A sense of achievement and a new perspective. That’s what seven students from Frederick County’s Career and Technology Center arrived back with after traveling to Ethiopia for two weeks.
“It definitely opened my eyes to a lot of things, and at the same time, I worked hard and had a lot of fun,” said Jerry Huang, a rising junior at Urbana High School who is also enrolled at CTC.
The students transported and installed a water distillation system that had been in development at the school for three years. The distillation system, called a rocket stove, helps to bring clean drinking water to Melka Olba school in a rural village. Students, teachers and the surrounding community previously drank water trucked in by the U.N. or from a nearby river.
“A lot of the folks in the community have stained teeth, and it’s not from not brushing. It’s because the fluoride really eats away at their enamel, so it’s just rotting their teeth,” said CTC teacher John Kriner. Kriner helped lead the project and traveled with the students.
Installation of the water system took a week, and the students spent the second week participating in activities including trips to the United Nations building and a cultural night at a restaurant where they watched a performance by traditional Ethiopian dancers.

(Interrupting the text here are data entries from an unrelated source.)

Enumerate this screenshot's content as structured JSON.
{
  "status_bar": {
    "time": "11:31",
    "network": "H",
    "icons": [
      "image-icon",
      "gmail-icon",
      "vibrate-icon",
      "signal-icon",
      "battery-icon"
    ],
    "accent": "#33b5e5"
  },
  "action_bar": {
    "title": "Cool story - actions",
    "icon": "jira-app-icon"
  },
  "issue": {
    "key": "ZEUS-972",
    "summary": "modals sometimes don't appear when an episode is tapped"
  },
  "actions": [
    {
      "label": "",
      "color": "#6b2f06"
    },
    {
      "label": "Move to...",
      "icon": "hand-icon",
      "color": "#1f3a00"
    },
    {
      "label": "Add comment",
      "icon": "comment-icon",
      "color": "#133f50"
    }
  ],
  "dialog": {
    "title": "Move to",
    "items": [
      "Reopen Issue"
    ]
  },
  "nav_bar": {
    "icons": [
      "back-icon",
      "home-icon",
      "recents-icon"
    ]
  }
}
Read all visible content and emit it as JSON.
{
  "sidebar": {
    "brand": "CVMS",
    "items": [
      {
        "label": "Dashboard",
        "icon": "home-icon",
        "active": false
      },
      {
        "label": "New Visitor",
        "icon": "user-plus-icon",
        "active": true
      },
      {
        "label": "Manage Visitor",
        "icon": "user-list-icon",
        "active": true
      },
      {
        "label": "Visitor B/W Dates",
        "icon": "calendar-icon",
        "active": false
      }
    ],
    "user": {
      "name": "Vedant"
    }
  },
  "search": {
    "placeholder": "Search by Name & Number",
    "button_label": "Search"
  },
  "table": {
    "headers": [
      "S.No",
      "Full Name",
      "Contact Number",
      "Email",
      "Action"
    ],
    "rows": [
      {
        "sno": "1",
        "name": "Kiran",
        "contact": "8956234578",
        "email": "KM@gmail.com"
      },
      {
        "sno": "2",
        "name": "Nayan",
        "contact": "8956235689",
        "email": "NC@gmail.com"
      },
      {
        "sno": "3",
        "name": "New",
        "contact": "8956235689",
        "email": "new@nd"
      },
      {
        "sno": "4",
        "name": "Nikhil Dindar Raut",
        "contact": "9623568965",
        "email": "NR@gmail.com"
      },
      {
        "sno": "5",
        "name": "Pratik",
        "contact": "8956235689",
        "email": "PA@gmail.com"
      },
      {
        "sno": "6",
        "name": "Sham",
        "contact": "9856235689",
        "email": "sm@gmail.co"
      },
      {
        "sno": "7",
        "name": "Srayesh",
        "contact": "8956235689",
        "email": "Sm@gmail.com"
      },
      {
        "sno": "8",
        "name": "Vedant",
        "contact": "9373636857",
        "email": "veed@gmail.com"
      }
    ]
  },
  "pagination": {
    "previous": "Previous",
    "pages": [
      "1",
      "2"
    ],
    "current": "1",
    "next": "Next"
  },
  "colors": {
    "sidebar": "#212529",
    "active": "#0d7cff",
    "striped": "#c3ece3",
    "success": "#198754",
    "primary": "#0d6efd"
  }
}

“The fact that we got our invention working and could prove it and get to know the community and surroundings ... we fully entrenched ourselves,” Kriner said.
Olivia Dart, a recent graduate of Catoctin High School, attended CTC since her sophomore year and worked on the project since its inception.
She said saline levels and physical contaminants in the local drinking sources caused problems as well. Their goal with the project was to create a system that would address those issues and be simple enough for the school to maintain in the future, she said.
Andrew Daddone, another graduate who went on the trip, said installing the rocket stove was challenging because they didn’t have all the resources of CTC with them.
“We ran into some problems, and it was very different to have to problem-solve in that setting. ... We were in rural Ethiopia,” Daddone said.
In the end, they got done what they had set out to do and when clean water finally started pumping out, the faces of the students and local residents lit up, he said.
“It was very emotional for me, because I’ve been working on it for so long and we’ve hit so many roadblocks,” Daddone said. “We originally thought we were going to Ethiopia six months ago. ... We never really knew if we were going to make it.”
The group was supposed to travel in December, but due to a change in political power in Ethiopia and civil unrest, the trip was postponed based on safety concerns.
Kriner said one of the best lessons for the high schoolers was seeing how much of a real-world impact their work can have.
“It was just an awakening. It was powerful for them to see their invention have a purpose,” Kriner said.
Huang echoed those sentiments.
“Other high schoolers might get up and go to the sink and get a glass of water and go outside and walk to school, but then you have Ethiopians. They get up and drink out of E. coli-infested river water and then they walk 3 miles to school under 105-degree heat in the desert,” Huang said. “It’s very eye-opening to what living conditions are like not in a First World country.”
For Jess Twilley, a rising senior at Oakdale High School who is also enrolled at CTC, her favorite memories involved the local students from the school. Most were elementary school age, and Twilley said they bought toys for the children and taught them how to play Frisbee.
In return, the Ethiopian students tried to teach Twilley and others a few words of the local language.
The local students “laughed so hard because some of us couldn’t roll our R’s,” Twilley said.
They spent two weeks on the other side of the world changing the way of life for a village. They didn’t know their lives would be changed just as much.
“It was hard to go out there and see some of the poverty,” Dart said. “It made me realize that everybody who has something needs to go back out there and help people who don’t have anything.”